TASK ITEM: Report each line from the data below that holds the word "location".

GIVEN ENTRIES:
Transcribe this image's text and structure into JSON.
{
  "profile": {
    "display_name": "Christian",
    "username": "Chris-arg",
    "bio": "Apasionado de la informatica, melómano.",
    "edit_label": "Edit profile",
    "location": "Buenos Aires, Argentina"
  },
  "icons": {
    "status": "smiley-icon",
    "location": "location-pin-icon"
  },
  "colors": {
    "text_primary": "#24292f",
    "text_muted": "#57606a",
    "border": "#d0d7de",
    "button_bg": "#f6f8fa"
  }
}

RESULT BELOW:
    "location": "Buenos Aires, Argentina"
    "location": "location-pin-icon"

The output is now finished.